Good fats make a fabulous comeback
by Chris Gursche
My interest in ketones was stoked by the positive results people with Alzheimer’s were achieving by combining coconut oil and medium chain triglycerides (MCT) oil. My father had come up with a formula and was selling it, but he couldn’t say how it worked. Dr. Mary Newport, author of Alzheimer’s Disease: What If There Was a Cure? – The Story of Ketones, used the same formula with her husband who had early onset Alzheimer’s. She connected with Dr. Richard Veech, a senior investigator in the Intramural Research Program (IRP) at the National Institutes of Health (NIH), who enlightened her to the power of ketones.
Ketones have the advantage over glucose in that they don’t require insulin to drive energy creation. That makes ketones particularly useful in circumstances of insulin resistance, like Alzheimer’s, Parkinson’s and ALS. Recent work indicates ketones may prove to be beneficial in cases of MS and glaucoma.
Eating ketogenically creates lean bodies and has been shown to reduce chronic inflammation. It offers amazing benefits for those with type 2 diabetes, restoring insulin sensitivity and potentially reversing the disease. Combined with calorie restriction, it is an effective treatment for cancer that can work in conjunction with standard oncology.
When certain fats are disassembled in the liver, the basic molecular units formed are energy units for the body. Fat is, after all, nature’s most potent form of energy storage. Whereas one gram of carbohydrates or protein will generate four calories of energy, one gram of fat generates nine. When a bunch of those energy units are created all at once, they acidify the local environment in the liver. To get the body back to homeostasis, two of these units are hooked together, forming a ketone.

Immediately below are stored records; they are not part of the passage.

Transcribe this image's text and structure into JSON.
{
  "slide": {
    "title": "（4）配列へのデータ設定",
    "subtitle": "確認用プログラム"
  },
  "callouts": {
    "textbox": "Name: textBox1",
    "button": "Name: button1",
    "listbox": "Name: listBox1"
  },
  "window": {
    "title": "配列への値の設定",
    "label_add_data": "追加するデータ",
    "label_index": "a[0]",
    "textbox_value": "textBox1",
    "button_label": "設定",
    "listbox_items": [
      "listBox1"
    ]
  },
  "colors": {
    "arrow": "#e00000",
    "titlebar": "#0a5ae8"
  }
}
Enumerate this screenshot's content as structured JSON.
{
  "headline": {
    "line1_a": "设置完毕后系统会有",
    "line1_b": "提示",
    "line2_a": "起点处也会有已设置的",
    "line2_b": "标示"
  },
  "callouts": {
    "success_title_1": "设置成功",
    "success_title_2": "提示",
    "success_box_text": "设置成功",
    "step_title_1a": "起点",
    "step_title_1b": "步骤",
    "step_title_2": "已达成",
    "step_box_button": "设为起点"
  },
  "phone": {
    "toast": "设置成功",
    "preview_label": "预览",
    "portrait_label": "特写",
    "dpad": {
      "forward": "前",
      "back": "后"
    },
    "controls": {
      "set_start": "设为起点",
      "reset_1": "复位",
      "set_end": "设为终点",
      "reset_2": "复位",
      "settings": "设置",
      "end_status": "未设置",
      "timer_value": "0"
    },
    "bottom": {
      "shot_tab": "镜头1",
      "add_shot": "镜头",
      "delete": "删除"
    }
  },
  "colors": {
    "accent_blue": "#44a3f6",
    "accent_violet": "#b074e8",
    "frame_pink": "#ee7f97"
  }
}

A ketone is water soluble, allowing it to be transported in the blood. It can also cross the blood brain barrier, which makes it a suitable fuel for the brain. Scientists used to think the brain could only use glucose as fuel. But then the question arose: “What happens during times of prolonged fast?” It turns out the brain uses ketones to fuel its activities.
One way of generating ketones is to ingest medium chain fats or alpha linolenic acid (ALA), the parent omega 3 fat found in camelina, chia and flax oils. Straight MCT oil creates ketones fastest, but they also diminish quickly. If ketones are not used to create energy, they are expelled from the body through respiration or urinary elimination. That’s right; you eat certain fats and when you don’t need them, they leave.
Another way of generating ketones is to change your eating patterns. While there is a variation of what is termed ketogenic in the scientific literature, if you consume 75% of your daily energy as fat – particularly medium chain and omega 3 and 6 – 15% as proteins and 10% as carbohydrates, you will be in a state of ketone creation, or ketosis. You will be training your body to create energy from fat, rather than glucose.
Ketogenic eating is not the same as a paleo diet or Atkins. The first difference is there are no imposed restrictions in ketogenic eating other than maintaining the carbohydrate and protein targets. Limited protein is the biggest factor that sets ketogenic eating apart from the Atkins diet. Excess protein is turned to fat, creating stinky nitrogenous waste.
With ketogenic eating, you get to eat what fits you. You can be vegan – although this will take some work – vegetarian or omnivore. You can be dairy free or gluten free, whatever suits you best.
The biggest drawback to ketogenic eating is the love affair our culture has with carbohydrates. Most traditional breakfast foods require carbs, as do the majority of snacks. It is challenging when eating out to avoid sugars or starches. Some planning for success is required. The benefits of a reduced waist size, reduced inflammation, clearer thinking and more energy are certainly worth it.
Chris GurscheChris Gursche is in charge of product development at Alpha Health Products (firstname.lastname@example.org). He is currently publishing a ketogenic cookbook, Ketogenesis, 30 Days to a New, Thinner, Healthier You, which can be pre-ordered at ketogenisis.ca
coconut photo © Pipa100
1 thought on “Ketones for health”
I enjoy all this information about ketones and good fats and want to encourage people to learn more about this as they deal with debilitating diseases and strive for better health. Food has the power to heal and is always the better choice over manufactured drugs! I would love to get my hands on a vegan ketogenic cookbook, if I can ever find one!